Retype the records in full, keeping each character as it is.

□ □ □ □ □

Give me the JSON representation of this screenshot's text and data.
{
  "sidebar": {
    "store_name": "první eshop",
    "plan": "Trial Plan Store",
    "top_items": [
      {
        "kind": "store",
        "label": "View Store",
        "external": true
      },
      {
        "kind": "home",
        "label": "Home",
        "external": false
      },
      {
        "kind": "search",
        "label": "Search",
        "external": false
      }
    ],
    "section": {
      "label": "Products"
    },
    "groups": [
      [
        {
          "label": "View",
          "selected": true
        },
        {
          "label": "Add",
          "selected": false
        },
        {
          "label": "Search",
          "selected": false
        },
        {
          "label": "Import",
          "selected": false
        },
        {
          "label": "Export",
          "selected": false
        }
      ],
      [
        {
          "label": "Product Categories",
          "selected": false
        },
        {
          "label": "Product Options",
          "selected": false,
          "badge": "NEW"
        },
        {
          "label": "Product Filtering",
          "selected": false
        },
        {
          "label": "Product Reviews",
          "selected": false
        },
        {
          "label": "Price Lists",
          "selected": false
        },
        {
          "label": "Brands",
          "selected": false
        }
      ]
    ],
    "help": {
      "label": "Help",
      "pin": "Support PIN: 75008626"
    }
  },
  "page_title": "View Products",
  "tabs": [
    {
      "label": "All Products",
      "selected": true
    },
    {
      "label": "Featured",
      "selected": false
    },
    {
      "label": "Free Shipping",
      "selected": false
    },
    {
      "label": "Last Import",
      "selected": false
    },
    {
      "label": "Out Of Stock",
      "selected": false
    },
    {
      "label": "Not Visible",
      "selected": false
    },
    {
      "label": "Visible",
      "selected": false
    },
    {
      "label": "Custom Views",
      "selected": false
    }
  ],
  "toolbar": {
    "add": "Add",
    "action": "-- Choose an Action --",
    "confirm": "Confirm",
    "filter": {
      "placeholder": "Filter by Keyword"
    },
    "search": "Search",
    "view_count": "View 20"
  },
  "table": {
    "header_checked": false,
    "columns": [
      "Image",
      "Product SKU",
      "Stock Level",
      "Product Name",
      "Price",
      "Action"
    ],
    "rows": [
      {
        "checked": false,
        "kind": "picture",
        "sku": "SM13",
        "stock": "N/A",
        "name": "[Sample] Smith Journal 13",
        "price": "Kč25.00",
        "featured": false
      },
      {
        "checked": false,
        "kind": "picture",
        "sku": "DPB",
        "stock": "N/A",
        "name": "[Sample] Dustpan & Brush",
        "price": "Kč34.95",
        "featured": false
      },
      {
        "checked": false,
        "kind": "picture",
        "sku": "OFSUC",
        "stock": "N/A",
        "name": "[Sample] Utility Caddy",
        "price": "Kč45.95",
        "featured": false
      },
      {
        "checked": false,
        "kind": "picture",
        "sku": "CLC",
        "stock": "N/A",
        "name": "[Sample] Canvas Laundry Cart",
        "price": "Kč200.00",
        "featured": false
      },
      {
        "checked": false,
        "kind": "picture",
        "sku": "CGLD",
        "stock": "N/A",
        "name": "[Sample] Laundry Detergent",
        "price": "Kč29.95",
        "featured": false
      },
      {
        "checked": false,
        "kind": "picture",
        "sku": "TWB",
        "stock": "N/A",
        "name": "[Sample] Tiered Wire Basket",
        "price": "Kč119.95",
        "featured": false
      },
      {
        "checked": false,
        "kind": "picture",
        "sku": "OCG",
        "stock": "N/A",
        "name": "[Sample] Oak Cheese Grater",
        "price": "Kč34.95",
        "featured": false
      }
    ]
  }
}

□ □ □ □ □

*Task response*
Give me the JSON representation of this screenshot's text and data.
{
  "sidebar": {
    "store_name": "první eshop",
    "plan": "Trial Plan Store",
    "top_items": [
      {
        "kind": "store",
        "label": "View Store",
        "external": true
      },
      {
        "kind": "home",
        "label": "Home",
        "external": false
      },
      {
        "kind": "search",
        "label": "Search",
        "external": false
      }
    ],
    "section": {
      "label": "Products"
    },
    "groups": [
      [
        {
          "label": "View",
          "selected": true
        },
        {
          "label": "Add",
          "selected": false
        },
        {
          "label": "Search",
          "selected": false
        },
        {
          "label": "Import",
          "selected": false
        },
        {
          "label": "Export",
          "selected": false
        }
      ],
      [
        {
          "label": "Product Categories",
          "selected": false
        },
        {
          "label": "Product Options",
          "selected": false,
          "badge": "NEW"
        },
        {
          "label": "Product Filtering",
          "selected": false
        },
        {
          "label": "Product Reviews",
          "selected": false
        },
        {
          "label": "Price Lists",
          "selected": false
        },
        {
          "label": "Brands",
          "selected": false
        }
      ]
    ],
    "help": {
      "label": "Help",
      "pin": "Support PIN: 75008626"
    }
  },
  "page_title": "View Products",
  "tabs": [
    {
      "label": "All Products",
      "selected": true
    },
    {
      "label": "Featured",
      "selected": false
    },
    {
      "label": "Free Shipping",
      "selected": false
    },
    {
      "label": "Last Import",
      "selected": false
    },
    {
      "label": "Out Of Stock",
      "selected": false
    },
    {
      "label": "Not Visible",
      "selected": false
    },
    {
      "label": "Visible",
      "selected": false
    },
    {
      "label": "Custom Views",
      "selected": false
    }
  ],
  "toolbar": {
    "add": "Add",
    "action": "-- Choose an Action --",
    "confirm": "Confirm",
    "filter": {
      "placeholder": "Filter by Keyword"
    },
    "search": "Search",
    "view_count": "View 20"
  },
  "table": {
    "header_checked": false,
    "columns": [
      "Image",
      "Product SKU",
      "Stock Level",
      "Product Name",
      "Price",
      "Action"
    ],
    "rows": [
      {
        "checked": false,
        "kind": "picture",
        "sku": "SM13",
        "stock": "N/A",
        "name": "[Sample] Smith Journal 13",
        "price": "Kč25.00",
        "featured": false
      },
      {
        "checked": false,
        "kind": "picture",
        "sku": "DPB",
        "stock": "N/A",
        "name": "[Sample] Dustpan & Brush",
        "price": "Kč34.95",
        "featured": false
      },
      {
        "checked": false,
        "kind": "picture",
        "sku": "OFSUC",
        "stock": "N/A",
        "name": "[Sample] Utility Caddy",
        "price": "Kč45.95",
        "featured": false
      },
      {
        "checked": false,
        "kind": "picture",
        "sku": "CLC",
        "stock": "N/A",
        "name": "[Sample] Canvas Laundry Cart",
        "price": "Kč200.00",
        "featured": false
      },
      {
        "checked": false,
        "kind": "picture",
        "sku": "CGLD",
        "stock": "N/A",
        "name": "[Sample] Laundry Detergent",
        "price": "Kč29.95",
        "featured": false
      },
      {
        "checked": false,
        "kind": "picture",
        "sku": "TWB",
        "stock": "N/A",
        "name": "[Sample] Tiered Wire Basket",
        "price": "Kč119.95",
        "featured": false
      },
      {
        "checked": false,
        "kind": "picture",
        "sku": "OCG",
        "stock": "N/A",
        "name": "[Sample] Oak Cheese Grater",
        "price": "Kč34.95",
        "featured": false
      }
    ]
  }
}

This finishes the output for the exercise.